■ What is required ■
The expected output is each line below containing "photo", copied in full.

■ Dataset ■
↓

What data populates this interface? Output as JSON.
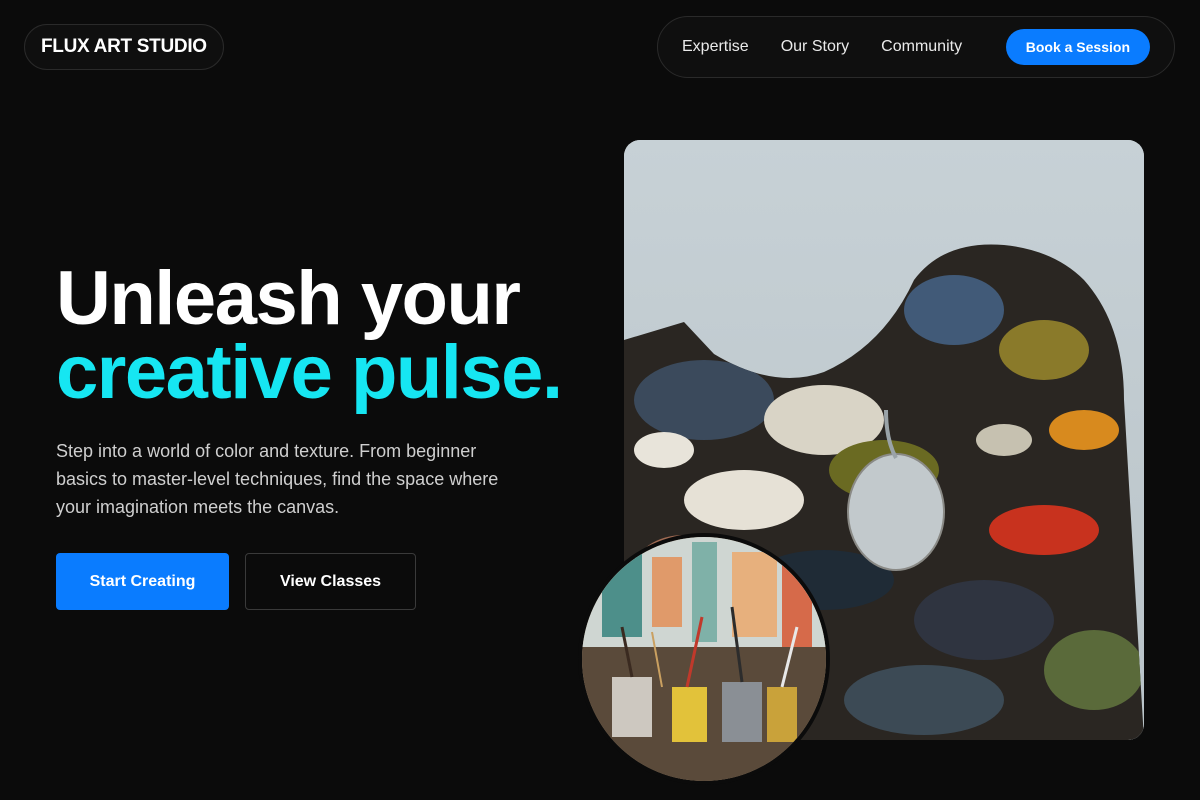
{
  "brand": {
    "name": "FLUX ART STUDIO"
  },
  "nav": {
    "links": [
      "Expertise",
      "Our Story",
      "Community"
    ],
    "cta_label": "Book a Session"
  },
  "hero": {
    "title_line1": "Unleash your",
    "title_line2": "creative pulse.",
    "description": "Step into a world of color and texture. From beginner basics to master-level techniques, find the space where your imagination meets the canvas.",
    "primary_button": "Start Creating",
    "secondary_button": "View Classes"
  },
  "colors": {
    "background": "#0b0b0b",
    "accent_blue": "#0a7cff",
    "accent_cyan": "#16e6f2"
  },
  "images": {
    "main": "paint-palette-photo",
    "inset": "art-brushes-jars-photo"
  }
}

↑

■ Solution for this task ■
    "main": "paint-palette-photo",
    "inset": "art-brushes-jars-photo"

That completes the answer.